Better for the Brain and Body
TimberNook experiences are developed based on their therapeutic value and ability to inspire children to think and play in new and creative ways. The benefits extend far beyond the duration of the program—children take away valuable skills that can last a lifetime.
The Effects of Outdoor Play on Gross Motor Development
Children challenge their coordination and their vestibular system, also known as their “balance sense,” by moving in all directions while climbing trees, scaling rock walls, rolling down grassy hills, and running from one place to the next. They develop strength and endurance by hiking up hills and carrying heavy rocks, bricks, and sticks.
The Effects of Outdoor Play on Attention
Children improve their attention span when they play outside on a daily basis. Increased movement and activity helps to stimulate and ignite the brain for sustained attention to task.
The Effects of Outdoor Play on Visual Skills
Frequent movement opportunities support a healthy vestibular (balance) sense. This strong vestibular sense supports all six eye muscles for reading, writing, and accurate eye-hand coordination skills.
The Effects of Outdoor Play on Auditory Processing

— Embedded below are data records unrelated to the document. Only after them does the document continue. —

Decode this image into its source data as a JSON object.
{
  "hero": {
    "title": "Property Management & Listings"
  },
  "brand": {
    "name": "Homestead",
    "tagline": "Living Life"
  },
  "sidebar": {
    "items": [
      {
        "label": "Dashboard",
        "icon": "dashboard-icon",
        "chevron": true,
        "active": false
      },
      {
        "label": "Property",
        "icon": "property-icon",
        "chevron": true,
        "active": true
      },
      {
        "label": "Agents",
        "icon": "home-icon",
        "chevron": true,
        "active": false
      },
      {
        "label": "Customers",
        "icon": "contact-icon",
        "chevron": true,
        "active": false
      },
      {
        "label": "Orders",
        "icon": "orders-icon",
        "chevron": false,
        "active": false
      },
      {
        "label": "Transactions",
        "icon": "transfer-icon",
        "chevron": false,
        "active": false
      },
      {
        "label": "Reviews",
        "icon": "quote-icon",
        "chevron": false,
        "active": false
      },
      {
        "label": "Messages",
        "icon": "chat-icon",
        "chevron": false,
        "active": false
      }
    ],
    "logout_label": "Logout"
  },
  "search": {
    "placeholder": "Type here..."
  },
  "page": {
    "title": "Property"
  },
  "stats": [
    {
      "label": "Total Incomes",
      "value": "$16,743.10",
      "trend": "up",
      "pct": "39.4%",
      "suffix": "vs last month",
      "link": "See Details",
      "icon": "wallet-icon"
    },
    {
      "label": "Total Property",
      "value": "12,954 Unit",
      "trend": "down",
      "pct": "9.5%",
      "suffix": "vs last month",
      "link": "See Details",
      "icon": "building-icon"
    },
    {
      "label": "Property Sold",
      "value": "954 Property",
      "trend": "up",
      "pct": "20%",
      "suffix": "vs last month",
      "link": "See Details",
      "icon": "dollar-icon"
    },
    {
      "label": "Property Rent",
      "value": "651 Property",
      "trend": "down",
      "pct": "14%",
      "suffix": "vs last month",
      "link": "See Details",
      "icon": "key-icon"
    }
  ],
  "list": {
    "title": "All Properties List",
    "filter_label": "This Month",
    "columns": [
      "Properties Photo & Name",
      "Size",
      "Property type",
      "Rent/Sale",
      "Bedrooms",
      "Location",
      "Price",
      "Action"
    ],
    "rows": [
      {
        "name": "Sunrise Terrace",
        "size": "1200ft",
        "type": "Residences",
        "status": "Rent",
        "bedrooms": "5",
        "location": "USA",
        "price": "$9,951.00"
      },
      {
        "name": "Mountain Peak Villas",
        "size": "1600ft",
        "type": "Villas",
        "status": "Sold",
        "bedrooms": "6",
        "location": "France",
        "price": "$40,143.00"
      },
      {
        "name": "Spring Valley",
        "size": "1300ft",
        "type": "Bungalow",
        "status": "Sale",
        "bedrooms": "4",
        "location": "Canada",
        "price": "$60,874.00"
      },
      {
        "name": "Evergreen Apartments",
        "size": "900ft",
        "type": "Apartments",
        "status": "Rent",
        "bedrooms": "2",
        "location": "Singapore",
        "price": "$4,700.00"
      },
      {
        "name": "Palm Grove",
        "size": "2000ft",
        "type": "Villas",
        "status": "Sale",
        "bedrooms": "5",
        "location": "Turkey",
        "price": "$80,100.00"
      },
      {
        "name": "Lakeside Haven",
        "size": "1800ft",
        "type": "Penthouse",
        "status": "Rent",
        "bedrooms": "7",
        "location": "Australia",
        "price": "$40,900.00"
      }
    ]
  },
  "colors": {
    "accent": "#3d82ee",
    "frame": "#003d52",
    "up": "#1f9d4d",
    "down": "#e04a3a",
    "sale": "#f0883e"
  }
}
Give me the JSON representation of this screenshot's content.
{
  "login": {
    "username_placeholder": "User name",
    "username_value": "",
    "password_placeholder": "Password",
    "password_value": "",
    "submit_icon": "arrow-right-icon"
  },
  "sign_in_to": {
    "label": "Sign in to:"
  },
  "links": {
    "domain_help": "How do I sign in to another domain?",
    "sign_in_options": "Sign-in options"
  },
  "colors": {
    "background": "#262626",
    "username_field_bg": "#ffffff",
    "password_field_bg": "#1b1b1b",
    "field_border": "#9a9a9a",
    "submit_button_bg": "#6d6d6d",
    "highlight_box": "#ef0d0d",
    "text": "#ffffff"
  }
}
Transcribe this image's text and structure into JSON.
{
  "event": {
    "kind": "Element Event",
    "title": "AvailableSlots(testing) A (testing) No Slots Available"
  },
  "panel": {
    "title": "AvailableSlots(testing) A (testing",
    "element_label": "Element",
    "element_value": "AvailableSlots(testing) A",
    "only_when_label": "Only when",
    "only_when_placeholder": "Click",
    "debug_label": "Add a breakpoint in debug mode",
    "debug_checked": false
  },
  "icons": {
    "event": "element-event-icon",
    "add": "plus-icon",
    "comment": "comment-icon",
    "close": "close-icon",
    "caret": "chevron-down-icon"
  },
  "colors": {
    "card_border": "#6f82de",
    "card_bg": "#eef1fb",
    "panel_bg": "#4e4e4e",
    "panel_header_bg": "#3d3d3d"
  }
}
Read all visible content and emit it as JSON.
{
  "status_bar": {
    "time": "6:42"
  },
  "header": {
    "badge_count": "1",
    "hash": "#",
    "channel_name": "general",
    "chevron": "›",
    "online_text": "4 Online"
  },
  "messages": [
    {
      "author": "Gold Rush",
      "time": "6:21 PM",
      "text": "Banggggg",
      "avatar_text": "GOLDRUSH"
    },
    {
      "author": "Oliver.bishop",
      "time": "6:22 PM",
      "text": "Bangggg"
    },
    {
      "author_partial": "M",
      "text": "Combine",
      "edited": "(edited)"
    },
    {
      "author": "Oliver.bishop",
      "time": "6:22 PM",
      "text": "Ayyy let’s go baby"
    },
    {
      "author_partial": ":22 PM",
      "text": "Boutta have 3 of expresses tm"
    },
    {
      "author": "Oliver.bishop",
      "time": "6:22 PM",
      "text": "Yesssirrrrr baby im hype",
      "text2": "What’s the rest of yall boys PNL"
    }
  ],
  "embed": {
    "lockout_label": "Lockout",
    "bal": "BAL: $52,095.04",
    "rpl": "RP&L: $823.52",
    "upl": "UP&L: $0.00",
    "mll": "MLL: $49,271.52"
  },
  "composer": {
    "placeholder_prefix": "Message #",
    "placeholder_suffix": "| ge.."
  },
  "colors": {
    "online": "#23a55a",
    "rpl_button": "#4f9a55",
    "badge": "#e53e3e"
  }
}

Playing outdoors provides ample opportunities for children to naturally practice auditory discrimination skills, such as listening to the differences between a Robin call and a Chickadee call, or locating a friend calling their name in woods.
The Effects of Outdoor Play on Fine Motor Development
Grabbing hold of heavy and large objects like tree limbs helps develop strong grasping patterns in little hands–getting the hands ready to do finer and more delicate work such as holding a pencil. Tying knots to secure a fort or whittling sticks before cooking over an open fire all further strengthen essential fine motor muscles.
The Effects of Outdoor Play on Social Skills
Ample, unrestricted outdoor playtime leads to creative social adventures amongst children. They create their own societies in nature, build structures together as a group, and dive into imaginatory games with peers.
The Effects of Outdoor Play on Creativity
Children are often inspired to think independently and openly when their environments are carefully crafted to allow ample time, space, and opportunity to design, construct, experiment, problem solve, and use their imaginations.
The Effects of Outdoor Play on Emotional Stability
Getting plenty of movement affects the body’s ability to regulate emotions and activity level. Research proposes that spending time in nature also lowers cortisol levels in the brain, promoting calmness and improved mood.
The Effects of Outdoor Play on Conflict Resolution
When children are encouraged to build, create and play together, they will also be faced with differing viewpoints and ideas that challenge them to problem solve as a group and resolve potential conflicts.
For More About the Benefits of Outdoor Play, Check Out Our Podcast
Our podcasts feature tips on creating inspiring play spaces, child-led play, as well as the vestibular and developmental benefits of outdoor play. To access the podcasts, please click here.
“We love TimberNook! My son has become more confident and social since beginning the TimberNook program. He looks forward to TimberNook events weeks in advance!”
“TimberNook has changed my parenting style and helped me educate teachers and parents at work on the importance of slowing down, trusting kids, and fostering independent play. The body, brain, and senses are challenged through TimberNook experiences. They learn to problem solve, develop gross and fine motor skills, and important emotional/social skills. These foundations are important for stamina in the classroom, math skills, pencil grasp, and much more.”
“Each and every one of my students takes a nap after TimberNook, ‘just sayin…!”
“The most noticeable change I see in my students is the confidence the children gain in themselves, and their ability to problem solve when participating in TimberNook. My students are three. They begin to govern themselves as they create their own rules of play, helping others in need. One time, they found a big mud puddle…. Two of the kids were contemplating their ‘big jump’ into the mud. The laughter that followed was contagious, as they all started jumping into the big hole. They sat down in the mud, took off their boots, and started a whole new level of play.”
“A huge THANK YOU to you and the team. My son had such an amazing time and his behaviour was so happy and settled at home during the week of TimberNook. I had a VERY easy week of parenting.”